US7384894Jan 14, 2005Jun 10, 2008Halliburton Energy Services, Inc.Cement compositions with improved fluid loss characteristics and methods of cementing in surface and subterranean applications
CN102181838BMay 5, 2011Jan 9, 2013深圳市科利德光电材料股份有限公司Chromium plate manufacturing process
Classifications
U.S. Classification204/192.26, 430/4, 204/192.15
International ClassificationG03F1/08
Cooperative ClassificationG03F1/54, G03F1/46
European ClassificationG03F1/54, G03F1/46
Legal Events
DateCodeEventDescription
Sep 4, 1998FPAYFee payment
Year of fee payment: 12
Sep 9, 1994FPAYFee payment
Year of fee payment: 8
Sep 10, 1990FPAYFee payment

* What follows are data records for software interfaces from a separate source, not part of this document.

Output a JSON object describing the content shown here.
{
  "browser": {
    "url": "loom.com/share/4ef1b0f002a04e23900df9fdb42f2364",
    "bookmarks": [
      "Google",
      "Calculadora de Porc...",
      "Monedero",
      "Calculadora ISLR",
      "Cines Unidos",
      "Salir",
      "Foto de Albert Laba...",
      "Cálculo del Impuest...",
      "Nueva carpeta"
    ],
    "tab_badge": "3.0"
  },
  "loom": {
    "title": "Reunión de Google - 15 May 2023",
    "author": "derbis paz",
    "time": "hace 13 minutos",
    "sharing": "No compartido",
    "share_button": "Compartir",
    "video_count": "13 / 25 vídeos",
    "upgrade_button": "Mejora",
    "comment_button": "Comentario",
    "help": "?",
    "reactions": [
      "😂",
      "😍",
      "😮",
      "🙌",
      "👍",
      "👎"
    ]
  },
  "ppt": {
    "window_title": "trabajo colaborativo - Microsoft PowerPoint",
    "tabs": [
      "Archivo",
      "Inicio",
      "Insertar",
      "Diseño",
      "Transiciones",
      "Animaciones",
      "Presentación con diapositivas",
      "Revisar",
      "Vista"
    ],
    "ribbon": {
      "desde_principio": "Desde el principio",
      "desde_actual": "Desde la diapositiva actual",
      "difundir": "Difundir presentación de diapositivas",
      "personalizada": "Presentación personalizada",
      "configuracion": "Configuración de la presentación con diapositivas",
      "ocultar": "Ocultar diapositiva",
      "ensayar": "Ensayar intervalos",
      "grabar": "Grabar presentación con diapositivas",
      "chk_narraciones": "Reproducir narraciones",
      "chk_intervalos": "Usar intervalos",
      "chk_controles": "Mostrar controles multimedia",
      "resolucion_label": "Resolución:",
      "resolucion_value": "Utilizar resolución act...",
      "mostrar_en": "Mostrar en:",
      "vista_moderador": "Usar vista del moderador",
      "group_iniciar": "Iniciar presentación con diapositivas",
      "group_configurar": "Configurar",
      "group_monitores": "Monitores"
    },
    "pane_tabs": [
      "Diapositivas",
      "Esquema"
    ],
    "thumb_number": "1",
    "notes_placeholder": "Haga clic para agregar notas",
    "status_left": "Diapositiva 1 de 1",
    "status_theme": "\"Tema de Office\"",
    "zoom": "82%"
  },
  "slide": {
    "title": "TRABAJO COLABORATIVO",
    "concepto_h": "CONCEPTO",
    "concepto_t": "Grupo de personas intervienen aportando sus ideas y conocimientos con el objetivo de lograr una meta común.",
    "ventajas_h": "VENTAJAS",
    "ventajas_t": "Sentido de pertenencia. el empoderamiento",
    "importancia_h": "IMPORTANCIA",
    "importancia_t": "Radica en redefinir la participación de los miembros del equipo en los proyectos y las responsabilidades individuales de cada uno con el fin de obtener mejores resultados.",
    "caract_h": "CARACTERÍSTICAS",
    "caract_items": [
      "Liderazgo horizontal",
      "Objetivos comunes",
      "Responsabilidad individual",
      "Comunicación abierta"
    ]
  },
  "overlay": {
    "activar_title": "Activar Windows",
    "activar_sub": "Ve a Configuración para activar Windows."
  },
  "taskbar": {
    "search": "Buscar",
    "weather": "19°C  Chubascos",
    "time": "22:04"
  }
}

Year of fee payment: 4
Jul 19, 1988CCCertificate of correction